I stood, on Sunday, with a friend, looking at his fields, which slope down, from the fellside to the water. The river was in spate, and silver lakes had formed in the meadows. He had got up early, to save his Swaledales from drowning. But where was he to put them? His drier fields, to the North, had rare herbs, and he had agreed with Natural England, not to put more sheep on them. And he owned no other fields. When he began, he had thirty acres – like others in the valley. Now, he has a hundred but that counts as a small farm today. A bad year, like this one, with poor sheep prices, torrential rain, and water-logged ground, could be catastrophic. He guessed that within a generation there would only be two farms left in the whole valley – large ranches, with hired labour – and all the remaining farmhouses would become homes for the wealthy. His sheep were dying “many because of fluke, but others, I feel, are just giving up.” As I walked up the fellside, I passed another dead sheep sprawled across a yellow-ant tussock.
This Monday, there was a debate in Parliament on funding for rural councils. I wanted to try to explain how the funding for schools, transport or housing, was the key to preserving our small farms, and our communities. I was joined by a dozen colleagues from other rural seats. Each speech focused on statistics and regulation: with jargon like “discrepancies in formula grants”, and “damping”. They demonstrated that people in rural councils received fifty per cent less per head than urban areas, paid more council tax, and received fewer services. The grant ignored the cost of heating rural homes, low wages, and minimal public transport. We begged for a little more money. But the ministers sat, shaking their heads, at every plea. One said, he’d just heard the same argument made for urban areas. And they had their own statistics. They appeared to feel that it was all just special pleading.
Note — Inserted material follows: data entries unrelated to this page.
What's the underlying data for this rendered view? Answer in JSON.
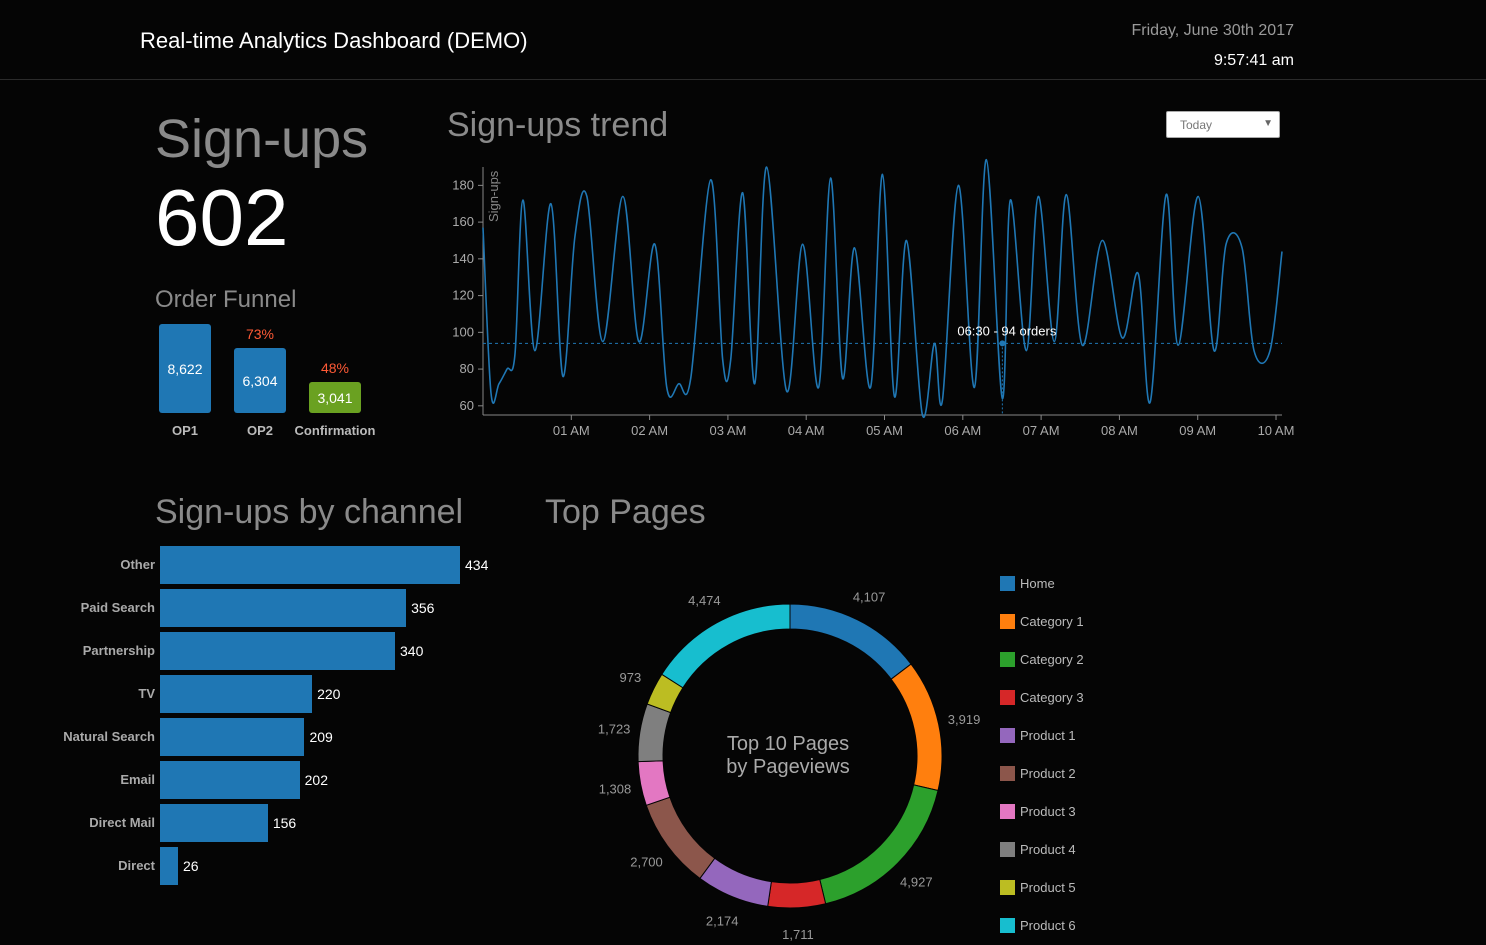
{
  "header": {
    "title": "Real-time Analytics Dashboard (DEMO)",
    "date": "Friday, June 30th 2017",
    "time": "9:57:41 am"
  },
  "signups": {
    "title": "Sign-ups",
    "count": "602"
  },
  "funnel": {
    "title": "Order Funnel",
    "steps": [
      {
        "label": "OP1",
        "value": "8,622",
        "pct": ""
      },
      {
        "label": "OP2",
        "value": "6,304",
        "pct": "73%"
      },
      {
        "label": "Confirmation",
        "value": "3,041",
        "pct": "48%"
      }
    ]
  },
  "trend": {
    "title": "Sign-ups trend",
    "dropdown_value": "Today",
    "ylabel": "Sign-ups",
    "tooltip": "06:30 - 94 orders"
  },
  "channel": {
    "title": "Sign-ups by channel"
  },
  "top_pages": {
    "title": "Top Pages",
    "center_line1": "Top 10 Pages",
    "center_line2": "by Pageviews"
  },
  "colors": {
    "blue": "#1f77b4",
    "green_bar": "#6aa121",
    "funnel_pct": "#ff5a36"
  },
  "chart_data": [
    {
      "type": "bar",
      "title": "Order Funnel",
      "categories": [
        "OP1",
        "OP2",
        "Confirmation"
      ],
      "values": [
        8622,
        6304,
        3041
      ],
      "annotations": [
        "",
        "73%",
        "48%"
      ]
    },
    {
      "type": "line",
      "title": "Sign-ups trend",
      "ylabel": "Sign-ups",
      "ylim": [
        55,
        190
      ],
      "yticks": [
        60,
        80,
        100,
        120,
        140,
        160,
        180
      ],
      "xticks": [
        "01 AM",
        "02 AM",
        "03 AM",
        "04 AM",
        "05 AM",
        "06 AM",
        "07 AM",
        "08 AM",
        "09 AM",
        "10 AM"
      ],
      "reference_line": 94,
      "x": [
        0.0,
        0.1,
        0.2,
        0.3,
        0.4,
        0.5,
        0.65,
        0.85,
        1.0,
        1.15,
        1.3,
        1.5,
        1.75,
        1.95,
        2.15,
        2.3,
        2.45,
        2.6,
        2.85,
        3.0,
        3.1,
        3.25,
        3.4,
        3.55,
        3.8,
        4.0,
        4.2,
        4.35,
        4.5,
        4.65,
        4.85,
        5.0,
        5.15,
        5.3,
        5.5,
        5.65,
        5.75,
        5.95,
        6.15,
        6.3,
        6.5,
        6.6,
        6.8,
        6.95,
        7.15,
        7.3,
        7.5,
        7.75,
        8.0,
        8.2,
        8.35,
        8.55,
        8.7,
        8.95,
        9.15,
        9.3,
        9.5,
        9.65,
        9.85,
        10.0
      ],
      "values": [
        157,
        67,
        72,
        80,
        88,
        172,
        90,
        170,
        76,
        152,
        174,
        95,
        174,
        95,
        148,
        70,
        72,
        75,
        183,
        85,
        85,
        176,
        72,
        190,
        68,
        148,
        70,
        184,
        75,
        146,
        70,
        186,
        65,
        150,
        55,
        94,
        63,
        180,
        70,
        194,
        64,
        172,
        90,
        174,
        95,
        175,
        93,
        150,
        97,
        132,
        62,
        175,
        93,
        174,
        90,
        148,
        146,
        90,
        90,
        144
      ]
    },
    {
      "type": "bar",
      "title": "Sign-ups by channel",
      "categories": [
        "Other",
        "Paid Search",
        "Partnership",
        "TV",
        "Natural Search",
        "Email",
        "Direct Mail",
        "Direct"
      ],
      "values": [
        434,
        356,
        340,
        220,
        209,
        202,
        156,
        26
      ]
    },
    {
      "type": "pie",
      "title": "Top 10 Pages by Pageviews",
      "categories": [
        "Home",
        "Category 1",
        "Category 2",
        "Category 3",
        "Product 1",
        "Product 2",
        "Product 3",
        "Product 4",
        "Product 5",
        "Product 6"
      ],
      "values": [
        4107,
        3919,
        4927,
        1711,
        2174,
        2700,
        1308,
        1723,
        973,
        4474
      ],
      "labels": [
        "4,107",
        "3,919",
        "4,927",
        "1,711",
        "2,174",
        "2,700",
        "1,308",
        "1,723",
        "973",
        "4,474"
      ],
      "colors": [
        "#1f77b4",
        "#ff7f0e",
        "#2ca02c",
        "#d62728",
        "#9467bd",
        "#8c564b",
        "#e377c2",
        "#7f7f7f",
        "#bcbd22",
        "#17becf"
      ]
    }
  ]
}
How do you convince someone in an urban area, to care about the nature of rural communities? That was our problem. Some made arguments on food security (the protein that is fed on our wet grass, will become more valuable as the world population grows, and wealthy Indians and Chinese want to eat more meat). Others argued that tourism is one of the most rapidly growing sectors in the rural economy: and people come to Cumbria not to see a picturesque wilderness, but to be part of a historical human landscape and community. But such economic arguments can always be answered with another blizzard of statistics, suggesting we can make money in a different way.
What we were failing to convey – or the ministers were failing to grasp – was, that living rural communities should also be seen as part of what makes for everyone’s British identity. (In other words, even the sense of nation which someone has in London gains strength from the reality of living villages). We are one of the most advanced developed countries in the world. It is over two hundred years since we began to clear our countryside of people, and lay mills, and factories, tenements, and civic palaces, across green fields. And yet by a miracle, we have preserved still some traces of where we began. But this precious survival is very fragile. Our organic, living communities — our young families, small farms, remaining schools, and men like my neighbour – are under extraordinary pressure from a dozen directions: from new environmental regulations, from fuel costs, and the vast powerful forces, which undercut all small rural shops, services, and farms, day after day. (Who can stand up to a supermarket?)
Without support, the character, and culture, and history of our rural areas will be lost forever. And we would become a land composed only of wealthy people who have moved to escape the cities. Cumbria is not the slopes of Spain, where the hillside is scarred and packed with half-completed concrete time-shares. Nor is it yet New Hampshire, where you can walk from house to holiday cottage, through scrubby woodland, aware only when you stumble across a half-broken dry-stone wall, that there were once any small farms at all. We are different even from the Scottish borders. Cross from Kershope to Newcastleton, and you are into a landscape of 2,000 acre farms, whose tenants have moved in from other areas of Scotland. The sheep in the heather are untended, and field after field has not a human in sight. Cumbria is – by some miracle – still, just enough of a living human landscape, rooted and connected through local families, to a local past. Our rural areas, are part of the civilisation and future and landscape we imagine for our grandchildren. Somewhere in the welter of statistics, we need to remember that one of the great responsibilities of government is to preserve some of what we cherish. And that includes our small farms, and our living villages. There is no
civilisation in a wilderness for millionaires.